──────── DATA ────────

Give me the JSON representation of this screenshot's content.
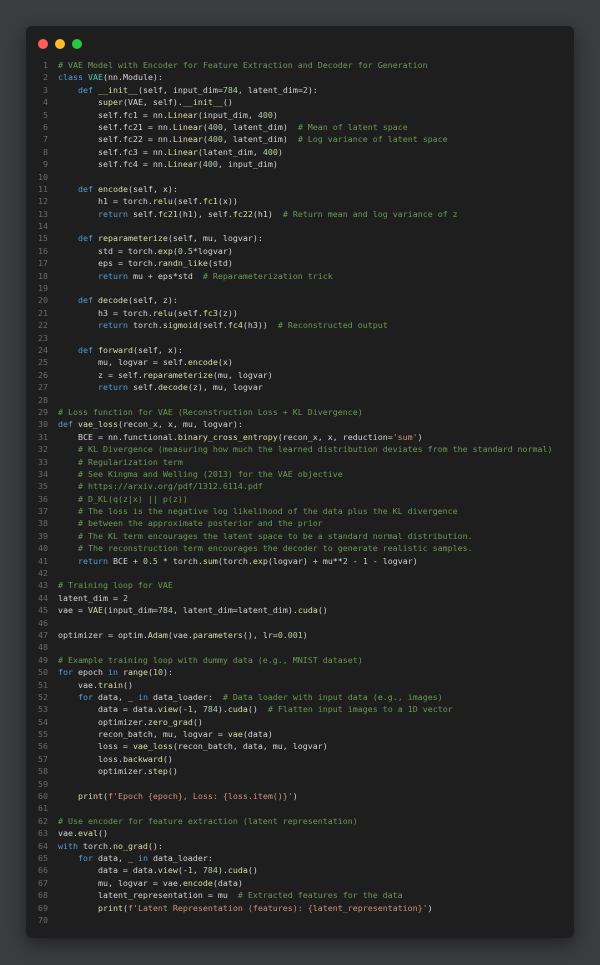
{
  "window": {
    "controls": [
      "close-icon",
      "minimize-icon",
      "maximize-icon"
    ],
    "colors": {
      "background": "#1e1e1e",
      "close": "#ff5f57",
      "minimize": "#febc2e",
      "maximize": "#28c840"
    }
  },
  "editor": {
    "language": "python",
    "lines": [
      "# VAE Model with Encoder for Feature Extraction and Decoder for Generation",
      "class VAE(nn.Module):",
      "    def __init__(self, input_dim=784, latent_dim=2):",
      "        super(VAE, self).__init__()",
      "        self.fc1 = nn.Linear(input_dim, 400)",
      "        self.fc21 = nn.Linear(400, latent_dim)  # Mean of latent space",
      "        self.fc22 = nn.Linear(400, latent_dim)  # Log variance of latent space",
      "        self.fc3 = nn.Linear(latent_dim, 400)",
      "        self.fc4 = nn.Linear(400, input_dim)",
      "",
      "    def encode(self, x):",
      "        h1 = torch.relu(self.fc1(x))",
      "        return self.fc21(h1), self.fc22(h1)  # Return mean and log variance of z",
      "",
      "    def reparameterize(self, mu, logvar):",
      "        std = torch.exp(0.5*logvar)",
      "        eps = torch.randn_like(std)",
      "        return mu + eps*std  # Reparameterization trick",
      "",
      "    def decode(self, z):",
      "        h3 = torch.relu(self.fc3(z))",
      "        return torch.sigmoid(self.fc4(h3))  # Reconstructed output",
      "",
      "    def forward(self, x):",
      "        mu, logvar = self.encode(x)",
      "        z = self.reparameterize(mu, logvar)",
      "        return self.decode(z), mu, logvar",
      "",
      "# Loss function for VAE (Reconstruction Loss + KL Divergence)",
      "def vae_loss(recon_x, x, mu, logvar):",
      "    BCE = nn.functional.binary_cross_entropy(recon_x, x, reduction='sum')",
      "    # KL Divergence (measuring how much the learned distribution deviates from the standard normal)",
      "    # Regularization term",
      "    # See Kingma and Welling (2013) for the VAE objective",
      "    # https://arxiv.org/pdf/1312.6114.pdf",
      "    # D_KL(q(z|x) || p(z))",
      "    # The loss is the negative log likelihood of the data plus the KL divergence",
      "    # between the approximate posterior and the prior",
      "    # The KL term encourages the latent space to be a standard normal distribution.",
      "    # The reconstruction term encourages the decoder to generate realistic samples.",
      "    return BCE + 0.5 * torch.sum(torch.exp(logvar) + mu**2 - 1 - logvar)",
      "",
      "# Training loop for VAE",
      "latent_dim = 2",
      "vae = VAE(input_dim=784, latent_dim=latent_dim).cuda()",
      "",
      "optimizer = optim.Adam(vae.parameters(), lr=0.001)",
      "",
      "# Example training loop with dummy data (e.g., MNIST dataset)",
      "for epoch in range(10):",
      "    vae.train()",
      "    for data, _ in data_loader:  # Data loader with input data (e.g., images)",
      "        data = data.view(-1, 784).cuda()  # Flatten input images to a 1D vector",
      "        optimizer.zero_grad()",
      "        recon_batch, mu, logvar = vae(data)",
      "        loss = vae_loss(recon_batch, data, mu, logvar)",
      "        loss.backward()",
      "        optimizer.step()",
      "",
      "    print(f'Epoch {epoch}, Loss: {loss.item()}')",
      "",
      "# Use encoder for feature extraction (latent representation)",
      "vae.eval()",
      "with torch.no_grad():",
      "    for data, _ in data_loader:",
      "        data = data.view(-1, 784).cuda()",
      "        mu, logvar = vae.encode(data)",
      "        latent_representation = mu  # Extracted features for the data",
      "        print(f'Latent Representation (features): {latent_representation}')",
      ""
    ]
  }
}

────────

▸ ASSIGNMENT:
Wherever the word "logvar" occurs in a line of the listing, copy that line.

▸ RESPONSE:
      "    def reparameterize(self, mu, logvar):",
      "        std = torch.exp(0.5*logvar)",
      "        mu, logvar = self.encode(x)",
      "        z = self.reparameterize(mu, logvar)",
      "        return self.decode(z), mu, logvar",
      "def vae_loss(recon_x, x, mu, logvar):",
      "    return BCE + 0.5 * torch.sum(torch.exp(logvar) + mu**2 - 1 - logvar)",
      "        recon_batch, mu, logvar = vae(data)",
      "        loss = vae_loss(recon_batch, data, mu, logvar)",
      "        mu, logvar = vae.encode(data)",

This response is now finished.